  5. That sounds like it was fun. It seems there are a bazillion bloggers in the LA area, not so much by me. πŸ™‚ Sounds like you have a nice group to hang out with.

  6. Karen – I know! I’m not sure exactly what I’m doing there ;-). I suspect that as the group grows there will be sub-groups, since odds are we won’t all have the same things in common, but I do hope that this really does work both on- and off-line.

    Daisy – The LA area is pretty spread out, but having lived in more rural areas too, I know the distances can seem further. Great that you’ve connected with some locals online!

    Mike – I know a few bloggers in your area, but they’re all women, mostly moms (go figure). The thing is, I don’t think you’d want to meet up with a blogger just because they’re a local; you’d want to meet up with a local because you’ve gotten to know and like them via blogging. Or I would, anyway.

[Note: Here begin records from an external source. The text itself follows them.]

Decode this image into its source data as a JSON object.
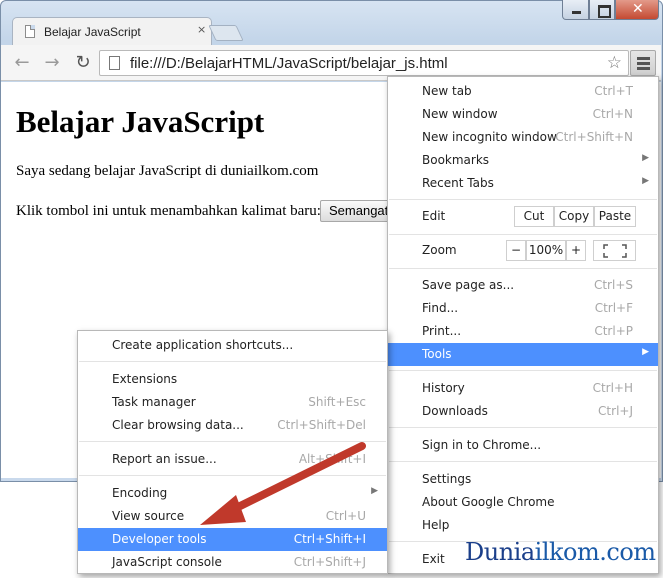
{
  "tab": {
    "title": "Belajar JavaScript",
    "close": "×"
  },
  "omnibox": {
    "url": "file:///D:/BelajarHTML/JavaScript/belajar_js.html"
  },
  "page": {
    "heading": "Belajar JavaScript",
    "para1": "Saya sedang belajar JavaScript di duniailkom.com",
    "para2": "Klik tombol ini untuk menambahkan kalimat baru:",
    "button": "Semangat!"
  },
  "main_menu": {
    "new_tab": {
      "label": "New tab",
      "shortcut": "Ctrl+T"
    },
    "new_window": {
      "label": "New window",
      "shortcut": "Ctrl+N"
    },
    "new_incognito": {
      "label": "New incognito window",
      "shortcut": "Ctrl+Shift+N"
    },
    "bookmarks": {
      "label": "Bookmarks"
    },
    "recent_tabs": {
      "label": "Recent Tabs"
    },
    "edit": {
      "label": "Edit",
      "cut": "Cut",
      "copy": "Copy",
      "paste": "Paste"
    },
    "zoom": {
      "label": "Zoom",
      "minus": "−",
      "level": "100%",
      "plus": "+"
    },
    "save_page": {
      "label": "Save page as...",
      "shortcut": "Ctrl+S"
    },
    "find": {
      "label": "Find...",
      "shortcut": "Ctrl+F"
    },
    "print": {
      "label": "Print...",
      "shortcut": "Ctrl+P"
    },
    "tools": {
      "label": "Tools"
    },
    "history": {
      "label": "History",
      "shortcut": "Ctrl+H"
    },
    "downloads": {
      "label": "Downloads",
      "shortcut": "Ctrl+J"
    },
    "sign_in": {
      "label": "Sign in to Chrome..."
    },
    "settings": {
      "label": "Settings"
    },
    "about": {
      "label": "About Google Chrome"
    },
    "help": {
      "label": "Help"
    },
    "exit": {
      "label": "Exit"
    }
  },
  "tools_menu": {
    "create_shortcuts": {
      "label": "Create application shortcuts..."
    },
    "extensions": {
      "label": "Extensions"
    },
    "task_manager": {
      "label": "Task manager",
      "shortcut": "Shift+Esc"
    },
    "clear_browsing": {
      "label": "Clear browsing data...",
      "shortcut": "Ctrl+Shift+Del"
    },
    "report_issue": {
      "label": "Report an issue...",
      "shortcut": "Alt+Shift+I"
    },
    "encoding": {
      "label": "Encoding"
    },
    "view_source": {
      "label": "View source",
      "shortcut": "Ctrl+U"
    },
    "developer_tools": {
      "label": "Developer tools",
      "shortcut": "Ctrl+Shift+I"
    },
    "js_console": {
      "label": "JavaScript console",
      "shortcut": "Ctrl+Shift+J"
    }
  },
  "watermark": {
    "part1": "Dunia",
    "part2": "ilkom.com"
  },
  "colors": {
    "highlight": "#4d90fe",
    "arrow": "#c0392b",
    "watermark": "#1a5aa8"
  }
}
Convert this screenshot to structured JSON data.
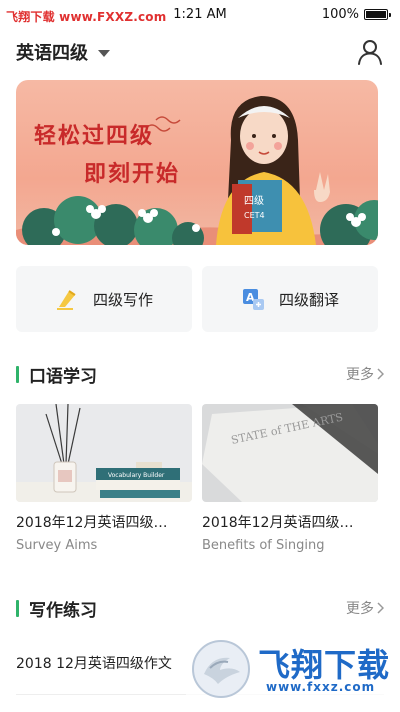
{
  "status_bar": {
    "watermark": "飞翔下载 www.FXXZ.com",
    "time": "1:21 AM",
    "battery": "100%",
    "battery_level": 1.0
  },
  "header": {
    "level": "英语四级",
    "icons": {
      "dropdown": "caret-down-icon",
      "profile": "user-icon"
    }
  },
  "banner": {
    "line1": "轻松过四级",
    "line2": "即刻开始",
    "book_text": "四级",
    "book_sub": "CET4"
  },
  "quick_actions": [
    {
      "label": "四级写作",
      "icon": "pen-icon"
    },
    {
      "label": "四级翻译",
      "icon": "translate-icon"
    }
  ],
  "oral_section": {
    "title": "口语学习",
    "more": "更多",
    "cards": [
      {
        "title": "2018年12月英语四级…",
        "subtitle": "Survey Aims",
        "book_label": "Vocabulary Builder"
      },
      {
        "title": "2018年12月英语四级…",
        "subtitle": "Benefits of Singing",
        "cover_text": "STATE of THE ARTS"
      }
    ]
  },
  "writing_section": {
    "title": "写作练习",
    "more": "更多",
    "items": [
      {
        "title": "2018 12月英语四级作文"
      }
    ]
  },
  "watermark_bottom": {
    "title": "飞翔下载",
    "url": "www.fxxz.com"
  },
  "colors": {
    "accent_green": "#2fb36a",
    "banner_bg": "#f3a790",
    "banner_text": "#c82a2a",
    "watermark_blue": "#1f6ac7"
  }
}
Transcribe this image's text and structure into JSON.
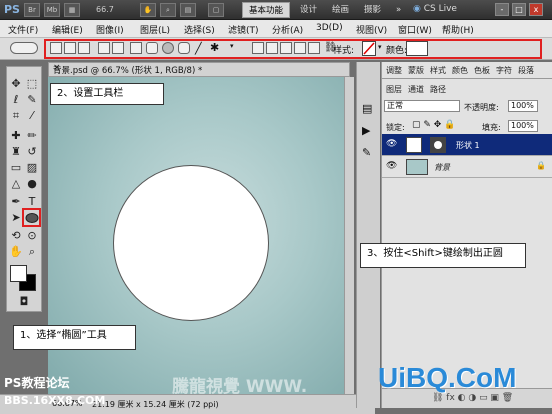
{
  "app": {
    "logo": "PS",
    "zoom": "66.7",
    "workspaces": [
      "基本功能",
      "设计",
      "绘画",
      "摄影"
    ],
    "more": "»",
    "cs_live": "CS Live",
    "win_controls": [
      "-",
      "□",
      "x"
    ]
  },
  "menu": [
    "文件(F)",
    "编辑(E)",
    "图像(I)",
    "图层(L)",
    "选择(S)",
    "滤镜(T)",
    "分析(A)",
    "3D(D)",
    "视图(V)",
    "窗口(W)",
    "帮助(H)"
  ],
  "options": {
    "style_label": "样式:",
    "color_label": "颜色:"
  },
  "document": {
    "tab_title": "背景.psd @ 66.7% (形状 1, RGB/8) *",
    "zoom": "66.67%",
    "dimensions": "21.19 厘米 x 15.24 厘米 (72 ppi)"
  },
  "panel": {
    "tabs_top": [
      "调整",
      "蒙版",
      "样式",
      "颜色",
      "色板",
      "字符",
      "段落"
    ],
    "tabs_layers": [
      "图层",
      "通道",
      "路径"
    ],
    "blend_mode": "正常",
    "opacity_label": "不透明度:",
    "opacity": "100%",
    "lock_label": "锁定:",
    "fill_label": "填充:",
    "fill": "100%",
    "layers": [
      {
        "name": "形状 1",
        "selected": true
      },
      {
        "name": "背景",
        "selected": false
      }
    ]
  },
  "annotations": {
    "step1": "1、选择“椭圆”工具",
    "step2": "2、设置工具栏",
    "step3": "3、按住<Shift>键绘制出正圆"
  },
  "watermarks": {
    "forum": "PS教程论坛",
    "bbs": "BBS.16XX8.COM",
    "center": "騰龍視覺 WWW.",
    "brand": "UiBQ.CoM"
  },
  "colors": {
    "annotation_red": "#e02020",
    "selected_layer": "#0f2a7a",
    "brand_blue": "#2a8ad8"
  }
}
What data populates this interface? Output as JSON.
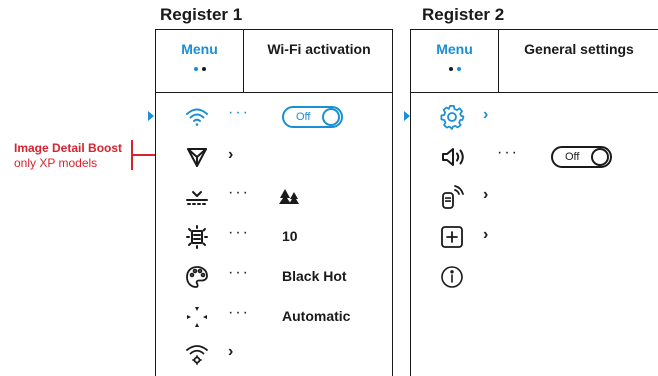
{
  "register1": {
    "title": "Register 1",
    "tabs": [
      {
        "label": "Menu",
        "active": true
      },
      {
        "label": "Wi-Fi activation",
        "active": false
      }
    ],
    "rows": [
      {
        "icon": "wifi-icon",
        "selected": true,
        "ellipsis": "···",
        "toggle": "Off"
      },
      {
        "icon": "image-detail-boost-icon",
        "chevron": "›"
      },
      {
        "icon": "scene-mode-icon",
        "ellipsis": "···",
        "value_icon": "trees-icon"
      },
      {
        "icon": "brightness-level-icon",
        "ellipsis": "···",
        "value": "10"
      },
      {
        "icon": "color-palette-icon",
        "ellipsis": "···",
        "value": "Black Hot"
      },
      {
        "icon": "calibration-mode-icon",
        "ellipsis": "···",
        "value": "Automatic"
      },
      {
        "icon": "wifi-settings-icon",
        "chevron": "›"
      }
    ]
  },
  "register2": {
    "title": "Register 2",
    "tabs": [
      {
        "label": "Menu",
        "active": true
      },
      {
        "label": "General settings",
        "active": false
      }
    ],
    "rows": [
      {
        "icon": "gear-icon",
        "selected": true,
        "chevron": "›"
      },
      {
        "icon": "speaker-icon",
        "ellipsis": "···",
        "toggle": "Off"
      },
      {
        "icon": "remote-control-icon",
        "chevron": "›"
      },
      {
        "icon": "add-icon",
        "chevron": "›"
      },
      {
        "icon": "info-icon"
      }
    ]
  },
  "callout": {
    "title": "Image Detail Boost",
    "subtitle": "only XP models"
  },
  "colors": {
    "accent": "#1a8fd4",
    "callout": "#d5232f",
    "text": "#1a1a1a"
  }
}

  7. Florinda, you’re awesome. I’m new to blogging, but I’m quite sure that you and your blog and your vibe are what blogging is supposed to be all about. You are the ideal! As for our LA Moms Blog posse…it rocks. An impressive group, and a pleasure to get to know! Looking forward to much more fun as the LA outpost flourishes… Thanks, Florinda!

  8. Anna – Aw shucks, I’m speechless and totally not worthy (in the Wayne’s World sense). Being a role model scares me :-D! But in all seriousness, I try to get it right, and I hope I do at least some of them time. Thanks so much for your kind words!

  9. April – So far so good, in my experience :-). I’m sure you’ll get your chance – and you know, some of us aren’t very far away!

  10. Like you, Florinda, I didn’t realize just how much of a community feel there was in blogging. It’s an aspect that I have come to really appreciate and value.

    I love the idea of the Los Angeles Moms Blog. It sounds like a great opportunity to offer and receive support from others with similar interests, experiences and concerns in an increasingly isolationist society. Okay, so many “isolationist society” is too strong–but you know what I mean. πŸ™‚

  11. Literary Feline – As someone living in the LA area, I think I do know what you mean about an “isolationist society.” This can be a difficult place to find and create community for many reasons, but geography’s a significant one – we spend so much time in cars, often alone (although some of us prefer it that way :-)), and at home we cocoon.

    I think the Moms Blog will be a success in itself – its founders have a lot of experience, and its contributors are dedicated – and I’m really hopeful it will be base for a strong interpersonal community as well.

    I know what we need next – a group book blog for greater Southern California! What do you think ;-)?

  12. Oh, it’s interesting that we do seem to be building a community. It’s quite remarkable how different we all are and how there was just no tension.


    We really are wonderful.

  13. Jessica – I think we got off to a good start, at least. Hopefully it will keep going. So, when were you planning to have us all over again :-)?